After compiling a 5.26 ERA over 375 innings pitched in his first two seasons in Boston, John Lackey looked to be irredeemable in the eyes of Red Sox fans. The right-hander, signed to a lucrative, five-year contract prior to the 2010 season, quickly became a punching bag for fan frustration, and following Tommy John surgery that sidelined him for all of 2012, many observers had all but given up on Lackey as a reliable starting pitcher moving forward.
But, as often happens in baseball, something surprising occurred in the first half of 2013: John Lackey became a good pitcher again. His numbers—2.78 ERA, 3.27 xFIP, 8.3 K/9 in 100.1 IP—corroborate this fact, as does his complete role reversal from untrustworthy villain to reliable performer in Boston.
If you have watched Lackey this year, perhaps you have noticed how many strikeouts he has piled up. The 34-year-old's 22.5 percent strikeout rate would represent the highest single-season mark of his career.
Furthermore, perhaps you have noticed just how Lackey has used his four-seam fastball, a pitch that, prior to Tommy John surgery, had been mediocre at best, but now represents one of the right-hander's most lethal offerings. In 2013, Lackey has generated his highest whiff percentage (8.9 percent) and whiff/swing percentage (20.7 percent) with his fastball in a single season since Brooks Baseball began compiling Pitch F/X data back in 2007. The pitch has become a weapon for Lackey and demonstrates just how aggressive he has been in attacking opposing hitters.
I could explain this trend in Lackey's fastball usage in words, though sometimes, visuals provide a better explanation:
This zone chart shows where Lackey has located every one of his fastballs this season from the catcher's perspective. A surprising number are located in the middle and upper portions of the strike zone. Indeed, Lackey has been using elevated fastballs strategically, and often, they either lead to weak contact or swings and misses from an opposing batter.
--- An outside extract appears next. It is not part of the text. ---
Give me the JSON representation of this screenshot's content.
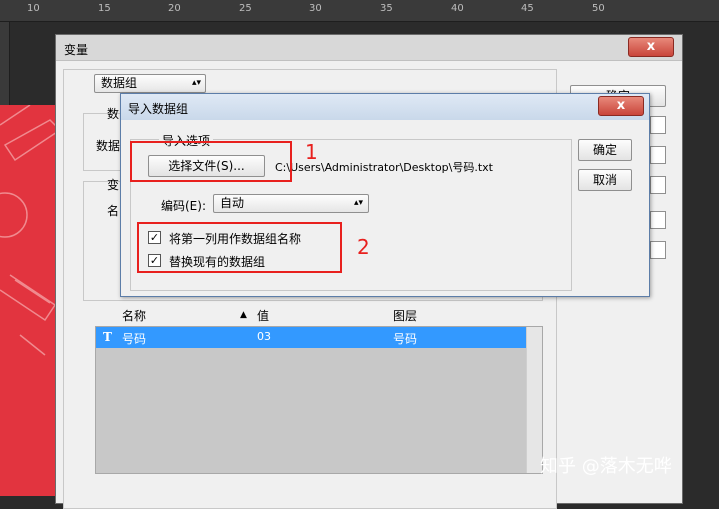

Here is another chart that shows the amount of whiffs Lackey's fastball has produced in 2013 (red means more whiffs):
Again, there is that trend at the top of the strike zone.
To get a better sense of just how much Lackey is elevating his fastball compared to his other offerings, here is another chart that shows all the pitches Lackey threw in his last start before the All-Star Break against the Oakland A's:
Sure, there are some sliders mixed in there, but the majority of Lackey's pitches located at or near the top of the strike zone are the black dots, which represent his four-seam fastball.
Finally, let's have a look at the Red Sox hurler's performance against the Colorado Rockies, in which he recorded 12 strikeouts over seven innings:
Eight of the right-hander's 12 strikeouts came on the fastball, with many of these being four-seamers in the upper levels of the strike zone.
The fact John Lackey has returned from Tommy John surgery with strong stuff shouldn't come as a huge shock. A number of pitchers have now bounced back from the operation, and considering Lackey sat out all of 2012 to rehab, the return of his previous fastball velocity isn't surprising.
The aggressive manner in which he is attacking hitters, however, is eye-opening. High fastballs aren't the only reason for his 2013 success (the devastating slider he has developed is another factor), but nevertheless, Lackey's ability to elevate his four-seam fastball and achieve positive results with the strategy is a large reason for his stellar performance so far this year.
All statistics courtesy of BaseballReference.com and FanGraphs.com unless otherwise noted.